From his seat on the Congressional Task Force on Alzheimer’s Disease, U.S. Rep. Al Lawson, D-Fla., helped secure almost $400,000 from the National Institute on Aging for Florida A&M University (FAMU) to study the impact of the disease.
Lawson announced the funds on Wednesday.
“The grant will allow researchers the opportunity to study the early differences of Lewy Body Dementia (LBD) from Alzheimer’s disease by using imaging biomarkers. LBD is a disease associated with abnormal deposits of a protein in the brain can lead to problems with thinking, movement, behavior and mood,” Lawson’s office noted. “Currently there are no explicit biomarkers used to track the progression and treatment of Lewy Body Dementia and Alzheimer’s disease. Further, the similarities in symptoms of Alzheimer’s disease and LBD make it difficult to differentiate between the two diseases.”
“I am proud of the life-saving work that Florida A&M University is doing to identify Lewy Body Dementia and Alzheimer’s disease in their early stages,” Lawson said. “The use of imaging machines to identify key biomarkers can lead to further information of the differences between LBD and Alzheimer’s and allow physicians to provide better care for their patients.”
A longtime leader in Tallahassee, Lawson was first elected to the Legislature back in 1982 and served in both chambers until 2010 when he faced term limits in the Senate. In his final two years, Lawson led Democrats in the upper chamber.
Lawson turned his eyes to Congress and challenged sitting U.S. Rep Allen Boyd, D-Fla. in the Democratic primary back in 2010. Boyd edged Lawson in the primary but went on to lose in November to Republican Steve Southerland. Lawson tried again two years later and won the nomination but Southerland beat him by 6 percent.
Despite making noise in 2014 that he would try for a rematch with Southerland, Lawson sat the race out only to see fellow Democrat Gwen Graham beat the Republican.
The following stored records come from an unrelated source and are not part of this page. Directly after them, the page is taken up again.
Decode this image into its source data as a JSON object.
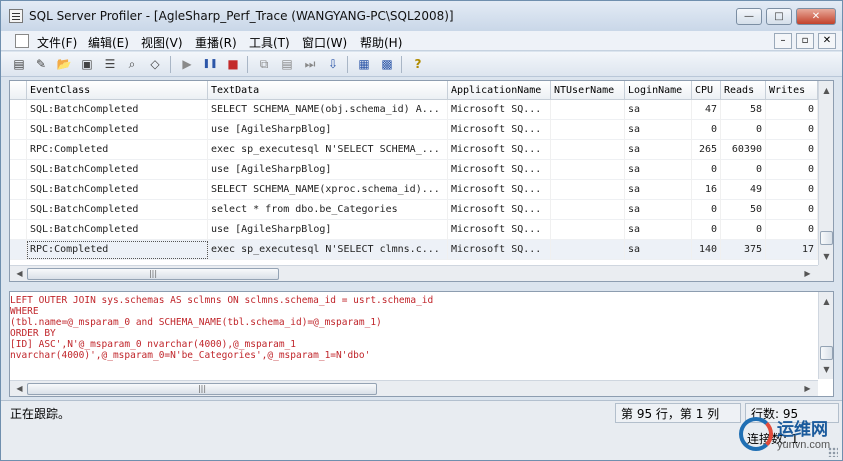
{
  "window": {
    "title": "SQL Server Profiler - [AgleSharp_Perf_Trace (WANGYANG-PC\\SQL2008)]",
    "controls": {
      "minimize": "—",
      "maximize": "□",
      "close": "✕"
    },
    "mdi_controls": {
      "minimize": "–",
      "restore": "▫",
      "close": "✕"
    }
  },
  "menubar": {
    "items": [
      {
        "label": "文件(F)"
      },
      {
        "label": "编辑(E)"
      },
      {
        "label": "视图(V)"
      },
      {
        "label": "重播(R)"
      },
      {
        "label": "工具(T)"
      },
      {
        "label": "窗口(W)"
      },
      {
        "label": "帮助(H)"
      }
    ]
  },
  "toolbar": {
    "icons": [
      "new-trace-icon",
      "new-file-icon",
      "open-icon",
      "save-icon",
      "properties-icon",
      "find-icon",
      "clear-icon",
      "run-icon",
      "pause-icon",
      "stop-icon",
      "replay-icon",
      "step-icon",
      "run-to-cursor-icon",
      "auto-scroll-icon",
      "activity-monitor-icon",
      "tuning-advisor-icon",
      "help-icon"
    ],
    "glyphs": [
      "▤",
      "✎",
      "📂",
      "▣",
      "☰",
      "⌕",
      "◇",
      "▶",
      "❚❚",
      "■",
      "⧉",
      "▤",
      "⏭",
      "⇩",
      "▦",
      "▩",
      "?"
    ]
  },
  "grid": {
    "columns": [
      "EventClass",
      "TextData",
      "ApplicationName",
      "NTUserName",
      "LoginName",
      "CPU",
      "Reads",
      "Writes"
    ],
    "rows": [
      {
        "event": "SQL:BatchCompleted",
        "text": "SELECT SCHEMA_NAME(obj.schema_id) A...",
        "app": "Microsoft SQ...",
        "nt": "",
        "login": "sa",
        "cpu": "47",
        "reads": "58",
        "writes": "0"
      },
      {
        "event": "SQL:BatchCompleted",
        "text": "use [AgileSharpBlog]",
        "app": "Microsoft SQ...",
        "nt": "",
        "login": "sa",
        "cpu": "0",
        "reads": "0",
        "writes": "0"
      },
      {
        "event": "RPC:Completed",
        "text": "exec sp_executesql N'SELECT SCHEMA_...",
        "app": "Microsoft SQ...",
        "nt": "",
        "login": "sa",
        "cpu": "265",
        "reads": "60390",
        "writes": "0"
      },
      {
        "event": "SQL:BatchCompleted",
        "text": "use [AgileSharpBlog]",
        "app": "Microsoft SQ...",
        "nt": "",
        "login": "sa",
        "cpu": "0",
        "reads": "0",
        "writes": "0"
      },
      {
        "event": "SQL:BatchCompleted",
        "text": "SELECT SCHEMA_NAME(xproc.schema_id)...",
        "app": "Microsoft SQ...",
        "nt": "",
        "login": "sa",
        "cpu": "16",
        "reads": "49",
        "writes": "0"
      },
      {
        "event": "SQL:BatchCompleted",
        "text": "select * from  dbo.be_Categories",
        "app": "Microsoft SQ...",
        "nt": "",
        "login": "sa",
        "cpu": "0",
        "reads": "50",
        "writes": "0"
      },
      {
        "event": "SQL:BatchCompleted",
        "text": "use [AgileSharpBlog]",
        "app": "Microsoft SQ...",
        "nt": "",
        "login": "sa",
        "cpu": "0",
        "reads": "0",
        "writes": "0"
      },
      {
        "event": "RPC:Completed",
        "text": "exec sp_executesql N'SELECT clmns.c...",
        "app": "Microsoft SQ...",
        "nt": "",
        "login": "sa",
        "cpu": "140",
        "reads": "375",
        "writes": "17"
      }
    ],
    "selected_row": 7,
    "hscroll_grip": "|||"
  },
  "detail": {
    "lines": [
      "LEFT OUTER JOIN sys.schemas AS sclmns ON sclmns.schema_id = usrt.schema_id",
      "WHERE",
      "(tbl.name=@_msparam_0 and SCHEMA_NAME(tbl.schema_id)=@_msparam_1)",
      "ORDER BY",
      "[ID] ASC',N'@_msparam_0 nvarchar(4000),@_msparam_1",
      "nvarchar(4000)',@_msparam_0=N'be_Categories',@_msparam_1=N'dbo'"
    ],
    "hscroll_grip": "|||"
  },
  "statusbar": {
    "status": "正在跟踪。",
    "position": "第 95 行，第 1 列",
    "rows": "行数: 95",
    "connections": "连接数: 1"
  },
  "watermark": {
    "title": "运维网",
    "url": "yunvn.com"
  }
}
In 2016, Lawson challenged scandal-plagued U.S. Rep. Corrine Brown, D-Fla., in the Democratic primary and, after she was indicted on corruption charges, defeated her 48 percent to 39 percent.
Lawson did not have long to sit on his laurels since he immediately faced a challenge in the 2018 Democratic primary by former Jacksonville Mayor Alvin Brown. When the smoke cleared, Lawson held off the challenge by an impressive margin, winning 60 percent to 40 percent.
Sitting in what is regarded as a secure district for Democrats, Lawson’s district stretches from Jacksonville through North Florida to Tallahassee and Gadsden County.
Reach Kevin Derby at firstname.lastname@example.org.